The U.S. Food and Drug Administration has proposed rules to ensure the safety and effectiveness of sunscreens available to American consumers. In its proposed rules, the agency validated the physical ultraviolet blockers zinc oxide and titanium dioxide as safe and effective, but determined there isn’t sufficient information to conclude 12 additional sunscreen ingredients are safe and effective. Sun-care manufacturers and brands worry the rules will bring about onerous testing mandates and elevated costs. As Vincent DeLeo, a consultant for Estée Lauder, points out in a Frontline Medical Communications article, “It is likely that the new required testing will be costly, with estimates exceeding tens or even hundreds of millions of dollars.” He continues, “It has been suggested by some in industry that the new testing required may take at least five years.”
ICMAD isn’t coming down for or against the proposed rules. However, Mehra conjectures the sunscreen segment could be squeezed by the rules the FDA has put forward. “If the trials or studies that brands do are millions of dollars each, then, as you can imagine, a small brand is not going to be able to innovate in the sunscreen area very quickly. Also, the way the FDA has established the standards of validation they will require, it’s not clear that the chemical suppliers will be able to innovative and what that does is it pushes the advantage to brands that have very deep pockets,” surmises Mehra. “Our goal in this is not to take a point of view that says this must never happen.

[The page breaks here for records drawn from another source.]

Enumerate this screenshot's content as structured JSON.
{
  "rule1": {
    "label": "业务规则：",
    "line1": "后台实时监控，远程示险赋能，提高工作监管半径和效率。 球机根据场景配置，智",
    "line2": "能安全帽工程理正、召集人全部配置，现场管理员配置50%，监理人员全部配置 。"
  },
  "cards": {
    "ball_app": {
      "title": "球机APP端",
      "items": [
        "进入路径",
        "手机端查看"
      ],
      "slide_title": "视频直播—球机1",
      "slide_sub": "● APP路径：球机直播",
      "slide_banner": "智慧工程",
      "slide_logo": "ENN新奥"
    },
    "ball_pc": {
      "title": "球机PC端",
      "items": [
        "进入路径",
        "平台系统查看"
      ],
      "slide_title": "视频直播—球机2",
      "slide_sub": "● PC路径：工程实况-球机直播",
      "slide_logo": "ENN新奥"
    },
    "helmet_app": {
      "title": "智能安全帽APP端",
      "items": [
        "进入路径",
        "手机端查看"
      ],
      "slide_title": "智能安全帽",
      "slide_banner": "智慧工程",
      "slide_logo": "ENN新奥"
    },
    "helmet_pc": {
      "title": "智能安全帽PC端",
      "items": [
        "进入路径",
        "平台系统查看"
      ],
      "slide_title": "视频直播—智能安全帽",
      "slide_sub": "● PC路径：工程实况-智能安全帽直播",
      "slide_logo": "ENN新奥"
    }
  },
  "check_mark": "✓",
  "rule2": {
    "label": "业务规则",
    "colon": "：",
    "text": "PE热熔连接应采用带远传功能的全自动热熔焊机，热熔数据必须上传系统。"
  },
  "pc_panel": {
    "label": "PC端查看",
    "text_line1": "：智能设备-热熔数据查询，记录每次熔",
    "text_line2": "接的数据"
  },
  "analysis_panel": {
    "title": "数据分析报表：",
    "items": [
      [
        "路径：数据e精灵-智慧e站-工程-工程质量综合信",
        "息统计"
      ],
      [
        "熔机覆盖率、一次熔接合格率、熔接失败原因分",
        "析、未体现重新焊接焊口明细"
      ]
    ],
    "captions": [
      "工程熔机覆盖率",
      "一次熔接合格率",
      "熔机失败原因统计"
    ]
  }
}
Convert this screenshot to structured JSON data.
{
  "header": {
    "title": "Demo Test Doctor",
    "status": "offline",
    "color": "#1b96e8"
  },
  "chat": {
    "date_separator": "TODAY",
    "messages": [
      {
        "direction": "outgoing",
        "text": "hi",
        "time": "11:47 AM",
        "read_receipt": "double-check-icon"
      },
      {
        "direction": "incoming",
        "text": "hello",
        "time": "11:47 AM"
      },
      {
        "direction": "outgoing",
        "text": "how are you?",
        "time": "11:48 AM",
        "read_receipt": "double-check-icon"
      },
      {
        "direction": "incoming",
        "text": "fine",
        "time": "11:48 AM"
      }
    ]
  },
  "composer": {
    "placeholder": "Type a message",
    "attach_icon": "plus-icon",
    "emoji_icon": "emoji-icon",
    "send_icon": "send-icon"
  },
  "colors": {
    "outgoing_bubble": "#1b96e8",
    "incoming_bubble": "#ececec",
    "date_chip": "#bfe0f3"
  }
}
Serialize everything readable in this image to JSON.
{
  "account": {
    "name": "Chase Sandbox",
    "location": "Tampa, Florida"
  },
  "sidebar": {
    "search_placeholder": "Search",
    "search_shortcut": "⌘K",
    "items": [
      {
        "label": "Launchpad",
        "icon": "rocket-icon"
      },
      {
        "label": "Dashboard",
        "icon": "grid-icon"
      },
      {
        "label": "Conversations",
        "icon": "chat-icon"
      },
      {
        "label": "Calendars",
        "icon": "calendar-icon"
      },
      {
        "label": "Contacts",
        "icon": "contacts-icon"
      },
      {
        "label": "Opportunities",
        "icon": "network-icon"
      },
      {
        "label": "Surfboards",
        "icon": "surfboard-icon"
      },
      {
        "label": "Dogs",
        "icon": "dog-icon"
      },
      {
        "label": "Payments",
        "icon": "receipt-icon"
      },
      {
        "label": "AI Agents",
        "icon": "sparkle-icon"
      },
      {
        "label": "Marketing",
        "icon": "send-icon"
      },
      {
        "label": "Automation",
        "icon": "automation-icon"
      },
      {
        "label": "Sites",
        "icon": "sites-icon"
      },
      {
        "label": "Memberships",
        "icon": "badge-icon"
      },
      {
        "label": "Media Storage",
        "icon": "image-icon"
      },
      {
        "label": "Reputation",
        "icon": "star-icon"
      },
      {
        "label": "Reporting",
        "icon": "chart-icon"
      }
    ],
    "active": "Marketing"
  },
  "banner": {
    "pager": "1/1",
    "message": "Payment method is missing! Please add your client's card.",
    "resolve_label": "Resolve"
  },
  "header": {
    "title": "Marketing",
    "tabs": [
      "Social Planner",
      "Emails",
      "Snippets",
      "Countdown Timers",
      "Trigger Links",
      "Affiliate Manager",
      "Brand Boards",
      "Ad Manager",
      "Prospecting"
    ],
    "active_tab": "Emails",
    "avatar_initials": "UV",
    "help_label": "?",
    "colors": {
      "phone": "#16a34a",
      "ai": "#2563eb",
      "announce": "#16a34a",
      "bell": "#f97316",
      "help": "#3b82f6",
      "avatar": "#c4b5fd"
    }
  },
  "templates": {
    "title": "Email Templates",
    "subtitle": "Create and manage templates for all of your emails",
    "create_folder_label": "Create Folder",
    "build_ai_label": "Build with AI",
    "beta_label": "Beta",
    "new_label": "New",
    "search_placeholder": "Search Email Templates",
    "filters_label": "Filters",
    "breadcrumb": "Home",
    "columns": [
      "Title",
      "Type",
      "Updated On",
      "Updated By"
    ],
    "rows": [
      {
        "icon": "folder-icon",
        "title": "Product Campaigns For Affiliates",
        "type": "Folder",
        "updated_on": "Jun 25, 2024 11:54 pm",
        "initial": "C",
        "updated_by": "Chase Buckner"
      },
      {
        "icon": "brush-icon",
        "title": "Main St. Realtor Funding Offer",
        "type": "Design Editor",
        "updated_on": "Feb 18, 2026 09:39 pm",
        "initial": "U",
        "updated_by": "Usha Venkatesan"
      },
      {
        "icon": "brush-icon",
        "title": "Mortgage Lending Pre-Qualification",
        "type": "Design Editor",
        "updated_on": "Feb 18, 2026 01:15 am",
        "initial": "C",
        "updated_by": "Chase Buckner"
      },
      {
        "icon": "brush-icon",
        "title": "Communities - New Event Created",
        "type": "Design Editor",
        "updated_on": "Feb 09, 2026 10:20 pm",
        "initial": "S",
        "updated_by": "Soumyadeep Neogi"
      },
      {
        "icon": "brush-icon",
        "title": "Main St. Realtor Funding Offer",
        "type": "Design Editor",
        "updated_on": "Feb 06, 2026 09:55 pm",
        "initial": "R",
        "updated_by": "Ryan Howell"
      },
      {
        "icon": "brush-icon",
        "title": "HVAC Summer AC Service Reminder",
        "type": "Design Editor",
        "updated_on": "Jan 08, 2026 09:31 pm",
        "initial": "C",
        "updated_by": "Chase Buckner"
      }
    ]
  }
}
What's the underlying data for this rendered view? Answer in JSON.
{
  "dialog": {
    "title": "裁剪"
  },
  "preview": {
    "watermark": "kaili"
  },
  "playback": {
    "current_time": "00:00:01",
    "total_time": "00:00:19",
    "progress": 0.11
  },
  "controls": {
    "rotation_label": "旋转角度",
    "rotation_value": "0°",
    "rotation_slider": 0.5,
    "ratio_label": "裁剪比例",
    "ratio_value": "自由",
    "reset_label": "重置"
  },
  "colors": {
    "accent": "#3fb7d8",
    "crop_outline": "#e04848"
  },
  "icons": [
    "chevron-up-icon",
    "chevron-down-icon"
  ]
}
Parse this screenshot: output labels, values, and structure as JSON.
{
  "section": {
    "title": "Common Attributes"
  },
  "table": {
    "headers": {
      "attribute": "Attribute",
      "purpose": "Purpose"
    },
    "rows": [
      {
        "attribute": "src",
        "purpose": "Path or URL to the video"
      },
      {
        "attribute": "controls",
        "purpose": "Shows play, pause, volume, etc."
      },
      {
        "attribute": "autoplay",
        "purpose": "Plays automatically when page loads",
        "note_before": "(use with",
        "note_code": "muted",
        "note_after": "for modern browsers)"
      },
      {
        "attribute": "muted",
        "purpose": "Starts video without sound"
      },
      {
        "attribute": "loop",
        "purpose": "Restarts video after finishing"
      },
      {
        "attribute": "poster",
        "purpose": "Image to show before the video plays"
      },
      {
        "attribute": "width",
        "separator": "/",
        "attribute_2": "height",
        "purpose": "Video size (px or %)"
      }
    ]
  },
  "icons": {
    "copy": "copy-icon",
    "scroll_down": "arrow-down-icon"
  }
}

Our goal is to make legislators aware of the implications of their actions.”
4. The Trade War
President Donald Trump has imposed tariffs of up to 25% on $200 billion worth of Chinese goods that enter the United States, and he’s threatening to slap higher tariffs on the remaining $300 billion worth of goods imported into the U.S. from the world’s largest country. Under the current tariff regime, Mehra outlines pumps, caps and bottles for cosmetics packaging sent from China to the U.S. are subject to the 25% duty. He says, “Clearly, adding a 25% duty to all of that makes everything made in the U.S. that much more expensive.”
So far, Mehra shares most beauty manufacturers and brands have absorbed the costs of the tariffs and haven’t passed them on to consumers, but they can’t contain the cost burden forever. “If this continues much longer term, the ability to absorb the cost becomes much more difficult. While the industry has good margins on a whole, they’re not great margins,” he says, approximating, “This on average will take five to six margin points for cosmetic brands.”
The tariffs have implications for the international aspirations of domestic beauty companies. Mehra says 25% to 30% of cosmetics produced in the U.S. are exported and, with the Asia-Pacific region constituting the biggest beauty market globally, it’s a prime target for American cosmetics exporters. Marenus indicates those exports could be hurt by prolonged tariffs. “The Chinese cosmetic industry has become very sophisticated in the past few years, and they’re making some great products. If their way to the U.S. is more difficult, they will focus on their home market, which is substantial and important to all the manufacturers around the world,” he says. “Because of the increased cost, we are making it easier for those home companies to become more established within China.”